"I also think the rise of birth trauma and these statistics are linked - for example, when you have such a huge episiotomy rate, of course there is going to be trauma."
In Wollongong Hospital, the percentage of women given an episiotomy - a surgical cut to the area between the anus and vaginal to allow more space for a baby to be born - has gone from 7.6 per cent a decade ago, to just under one in five in the latest year.
The 2021 rate is similar to the episiotomy rate statewide and on par with the rate in the local private hospital, which has traditionally been much higher.
Ms Gedge said episiotomies were commonplace in the 70s and 80s, as it was believed cutting women's vaginal opening would decrease the risk of tearing. However, when research showed this was not the case the procedure became rarer, especially under midwife care in public hospitals.
"It's absolutely insane that we have gone back again to doing episiotomies," Ms Gedge said.
"Now there is a huge amount of women - especially first time mums - who are being cut and that really worries me, because is hasn't improved any other outcomes."
Second degree tearing - where women have tearing which involves the pelvic floor, perineal or vaginal muscles - also increased over the past decade, according to the data.
In 2012, 22.2 per cent of births at Wollongong hospital involved second degree tears, while in the past five years this has increased to affect around 30 per cent of women.

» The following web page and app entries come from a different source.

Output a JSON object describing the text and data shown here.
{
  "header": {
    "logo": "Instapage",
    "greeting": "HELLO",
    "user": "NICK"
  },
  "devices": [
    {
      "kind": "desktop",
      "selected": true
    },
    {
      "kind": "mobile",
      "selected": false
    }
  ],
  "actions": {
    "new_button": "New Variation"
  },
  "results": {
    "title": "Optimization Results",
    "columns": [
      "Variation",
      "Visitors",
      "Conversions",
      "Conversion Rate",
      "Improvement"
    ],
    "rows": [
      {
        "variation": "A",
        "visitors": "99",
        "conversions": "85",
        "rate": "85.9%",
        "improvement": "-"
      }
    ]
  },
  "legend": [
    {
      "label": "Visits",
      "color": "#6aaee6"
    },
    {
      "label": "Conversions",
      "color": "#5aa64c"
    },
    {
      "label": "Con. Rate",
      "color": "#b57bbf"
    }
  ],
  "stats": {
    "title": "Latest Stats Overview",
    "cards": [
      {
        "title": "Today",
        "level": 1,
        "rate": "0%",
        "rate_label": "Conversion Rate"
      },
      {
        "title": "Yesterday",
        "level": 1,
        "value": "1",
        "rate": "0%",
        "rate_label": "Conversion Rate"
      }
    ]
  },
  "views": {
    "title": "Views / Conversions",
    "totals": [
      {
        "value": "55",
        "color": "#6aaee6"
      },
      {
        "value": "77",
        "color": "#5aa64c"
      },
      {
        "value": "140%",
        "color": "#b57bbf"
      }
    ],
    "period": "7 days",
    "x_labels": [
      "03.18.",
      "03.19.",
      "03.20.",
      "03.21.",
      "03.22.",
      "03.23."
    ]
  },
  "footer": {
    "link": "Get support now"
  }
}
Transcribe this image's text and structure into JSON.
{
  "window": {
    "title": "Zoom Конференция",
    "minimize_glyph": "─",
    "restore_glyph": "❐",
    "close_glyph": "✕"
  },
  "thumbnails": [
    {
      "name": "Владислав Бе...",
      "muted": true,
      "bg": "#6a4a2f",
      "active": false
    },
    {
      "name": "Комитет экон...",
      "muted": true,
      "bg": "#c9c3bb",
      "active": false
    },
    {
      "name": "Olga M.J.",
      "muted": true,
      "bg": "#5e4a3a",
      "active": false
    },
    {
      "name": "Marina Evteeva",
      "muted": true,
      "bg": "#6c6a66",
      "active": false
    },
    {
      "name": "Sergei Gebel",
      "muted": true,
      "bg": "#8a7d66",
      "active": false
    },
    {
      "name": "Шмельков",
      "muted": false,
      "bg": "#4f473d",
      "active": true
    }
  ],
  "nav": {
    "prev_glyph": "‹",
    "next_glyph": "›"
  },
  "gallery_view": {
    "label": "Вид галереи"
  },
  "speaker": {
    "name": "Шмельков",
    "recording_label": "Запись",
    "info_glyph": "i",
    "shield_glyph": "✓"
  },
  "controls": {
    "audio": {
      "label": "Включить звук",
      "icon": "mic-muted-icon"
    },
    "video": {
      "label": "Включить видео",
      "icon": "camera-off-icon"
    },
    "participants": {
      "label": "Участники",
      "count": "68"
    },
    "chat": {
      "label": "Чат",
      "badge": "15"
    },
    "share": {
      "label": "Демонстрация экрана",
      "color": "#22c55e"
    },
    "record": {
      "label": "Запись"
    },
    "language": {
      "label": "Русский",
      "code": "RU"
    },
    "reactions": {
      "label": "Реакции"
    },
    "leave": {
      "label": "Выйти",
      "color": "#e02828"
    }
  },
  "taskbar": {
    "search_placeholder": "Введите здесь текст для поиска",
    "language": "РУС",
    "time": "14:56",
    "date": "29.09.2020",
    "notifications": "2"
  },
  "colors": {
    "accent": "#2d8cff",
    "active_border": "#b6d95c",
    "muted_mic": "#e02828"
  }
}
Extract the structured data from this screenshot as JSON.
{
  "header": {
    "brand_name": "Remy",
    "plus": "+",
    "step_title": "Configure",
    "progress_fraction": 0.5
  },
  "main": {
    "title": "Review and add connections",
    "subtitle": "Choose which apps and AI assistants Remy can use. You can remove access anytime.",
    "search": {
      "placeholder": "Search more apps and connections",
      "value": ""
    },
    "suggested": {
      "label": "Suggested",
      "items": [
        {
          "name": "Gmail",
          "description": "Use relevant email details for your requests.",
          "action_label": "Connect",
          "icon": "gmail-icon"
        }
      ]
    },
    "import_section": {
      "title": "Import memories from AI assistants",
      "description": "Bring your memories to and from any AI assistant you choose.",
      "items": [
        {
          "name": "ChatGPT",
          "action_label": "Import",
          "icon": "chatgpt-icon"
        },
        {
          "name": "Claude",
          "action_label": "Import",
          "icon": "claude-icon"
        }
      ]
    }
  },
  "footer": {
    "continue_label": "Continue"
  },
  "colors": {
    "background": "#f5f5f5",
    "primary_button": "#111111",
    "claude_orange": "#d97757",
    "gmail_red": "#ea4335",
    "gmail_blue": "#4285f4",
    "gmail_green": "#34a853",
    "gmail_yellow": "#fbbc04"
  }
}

This rate is on par with the statewide rate of second degree tearing.
These tears are more common in the private hospital; a decade ago about 30 per cent of women at Figtree Private Hospital had second degree tears, while over the past three years the rate has sat between 37.5 and 40.5 per cent at Wollongong Private Hospital.
Ms Gedge said other statistics in the Mother and Babies report showed a statewide increase in the rate of inductions and the rate of caesareans, especially for first-time mothers.
In Wollongong Hospital, the induction rate has gone from 30.4 per cent in 2012 to 38.8 per cent in 2021, while in Wollongong's private hospitals the rate changed from 37.1 per cent to 40.6 per cent in those ten years.
These are both slightly higher than the NSW rate (35.5 per cent), which also increased in the decade.
Ms Gedge said it was important to note interventions were sometimes necessary, but said current rates indicated unnecessary ones may be being used.
"Inductions are an intervention, which means you have a higher risk of needing pharmacological pain relief or other interventions, because if your body is not ready to go into labour, there can be problems," she said.
"And in caesarean birth, there's a higher risk of complications, so a risk of blood loss or infection for instance, and a higher risk of the baby requiring some type of support after birth.
"It also means you are in pain and unable to be as mobile after birth, and there are often issues about being separated from your baby, and really struggling in those first few weeks of being a new mum."
She said the link to birth trauma came about because of the increasing uncertainty that came with each decision, and the fact that one intervention can lead to others.
"When you have model that is so interventionist, there's more times when a woman is faced with choices of difficult decisions she had to make - at a very stressful time - and this means she may not feel she is able to make an informed choice," Ms Gedge said.
"If you have a higher vacuum, forceps or episiotomy rate, those are things that are happening in the spur of the moment. They are not something that is planned, and so of course that's going to be a traumatic event for a woman."
The nurses union has been campaigning over several years for higher staffing ratios in maternity wards and antenatal clinics, which Ms Gedge said would help to reduce unnecessary and unplanned interventions.
"We need more more midwives, a higher emphasis on continuing of care, and we need women to feel confident about their body's ability to give birth, and we need timely and sensible obstetric intervention, only when it is required," she said.